A recent study released by the Securities Industry Conference on Arbitration found that most investors view the current securities arbitration forum as biased and unfair, according to Karen Tyler, president of the North American Securities Administrators Association. Even without this pilot, we would hope that FINRA would agree that the immediate removal of the mandatory industry arbitrator is a critical step toward restoring investor confidence in the fairness of the securities arbitration process.
Majority of Funds Still Use Manual Processes
Nearly 80% of fund administrators are concerned with the manual process in current use for reporting and documenting fund information, according to a survey by data management firm Confluence.
These administrators feel the manual process hinders their ability to control errors, and 77% are concerned that the manual data entry affected their ability to meet deadlines.
In response, 25% are hoping to unify their funds administration into one database within the next year. The survey interviewed 115 C-level and other management professionals.
Fund administrators are responsible for financial statements, pricing reports, investor marketing reports and a variety of other documents. Despite all of this paperwork, and the increased regulation and increased supply of investments products within the industry, manual spreadsheets continue to be the primary form of documentation.
Approximately 26% of managers said they rely on spreadsheets for more than half of their fund administration processes and another 23% said they rely on them for 26% to 50% of processes.
Overall, the survey found that fund administrators desire to automate fund administration to minimize errors, 84%; to control administration costs, 54%; to improve data integrity, 72%; to increase scalability of operations, 71%; and to allow staff to spend more time on strategic issues, 72%.
Retirement Assets Reach $17.6 Trillion: ICI
Despite difficult market conditions, Americans continued to save more for retirement last year, according to the Investment Company Institute. Assets held in individual retirement accounts and employer-sponsored defined contribution plans, including 401(k) plans, increased 11% from the previous year, the mutual fund trade group said. That growth lifted total U.S. retirement assets to $17.6 trillion at yearend, the ICI said.
Last year, assets held in employer-sponsored retirement plans made up 64% of all U.S. retirement assets, the trade group said.
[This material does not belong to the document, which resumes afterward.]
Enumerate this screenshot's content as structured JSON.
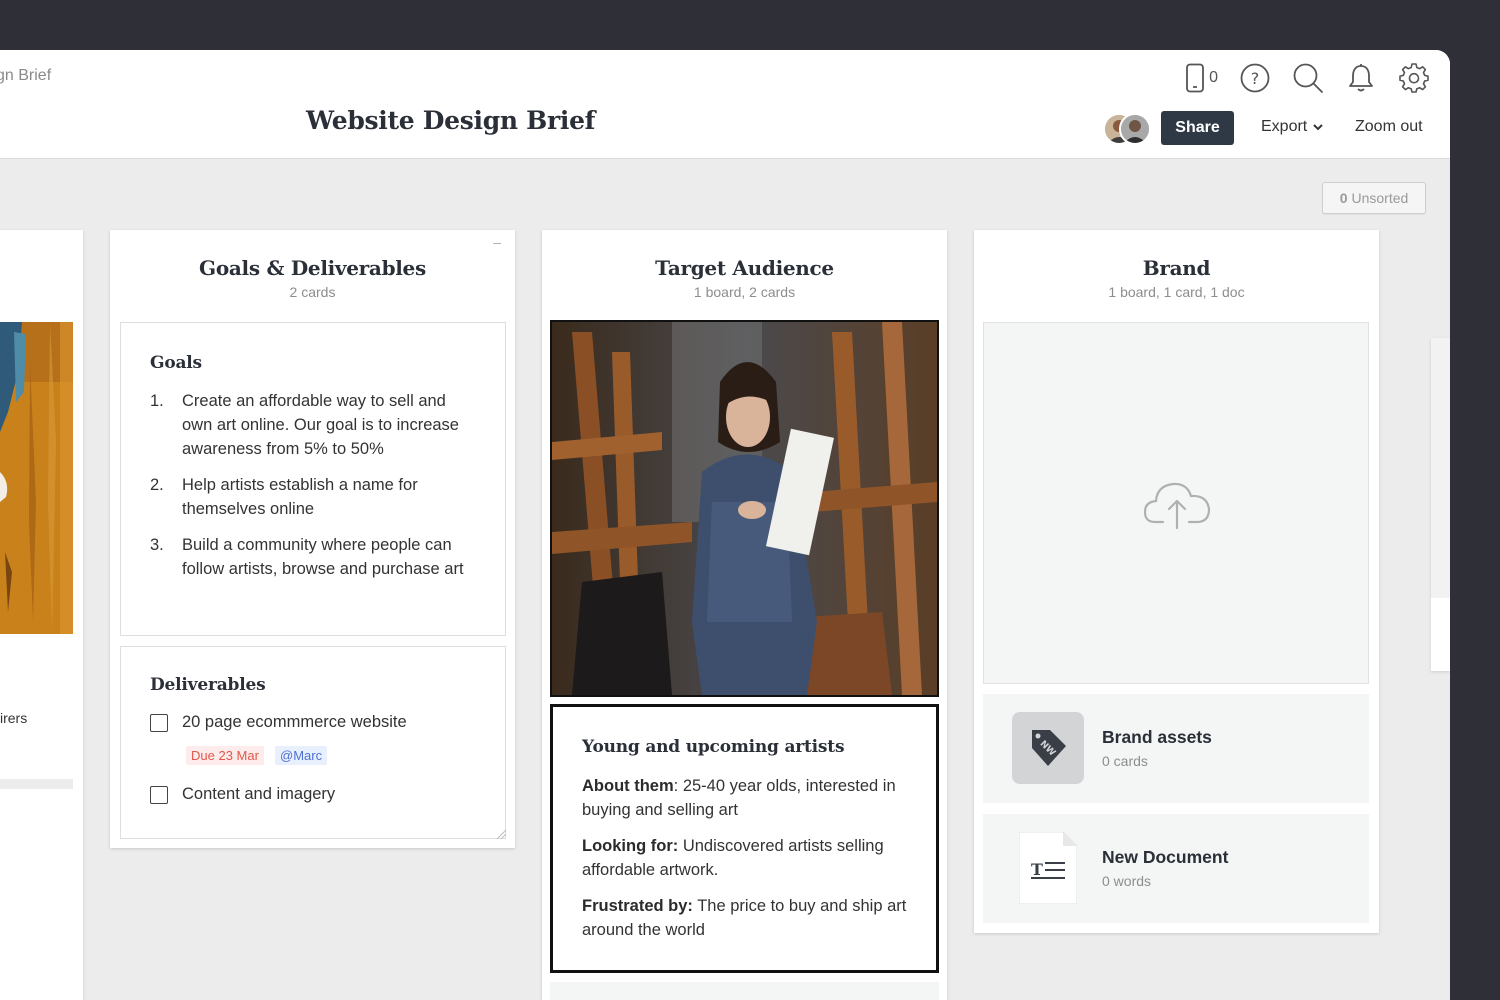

Investors held $4.5 trillion in defined contribution plans, accounting for 40% of employer-sponsored plan assets. That total included $3 trillion of assets held in 401(k) plans, a 10% increase from a year earlier.
Lifecycle and lifestyle funds, which gradually become more conservative as the investor approaches a predetermined retirement date, continued their rapid growth last year, with assets in those funds reaching $421 billion.
Forty-six percent of lifestyle fund assets and 88% of lifecycle fund assets are held in retirement accounts, the trade group said. Net retirement account inflows into mutual funds increased 23% from a year earlier, to $184 billion.
Long-term funds, which include equity, hybrid, and bond funds, garnered the bulk of the inflows, though retirement account flows to money market funds increased to $54 billion, according to the institute.
State Street Launches 10 International ETFs
State Street Global Advisors, the Boston investment management arm of State Street Corp., has launched 10 international sector exchange-traded funds. The funds, which have just began trading on the American Stock Exchange, are benchmarked to a series of Standard & Poors international equity indexes.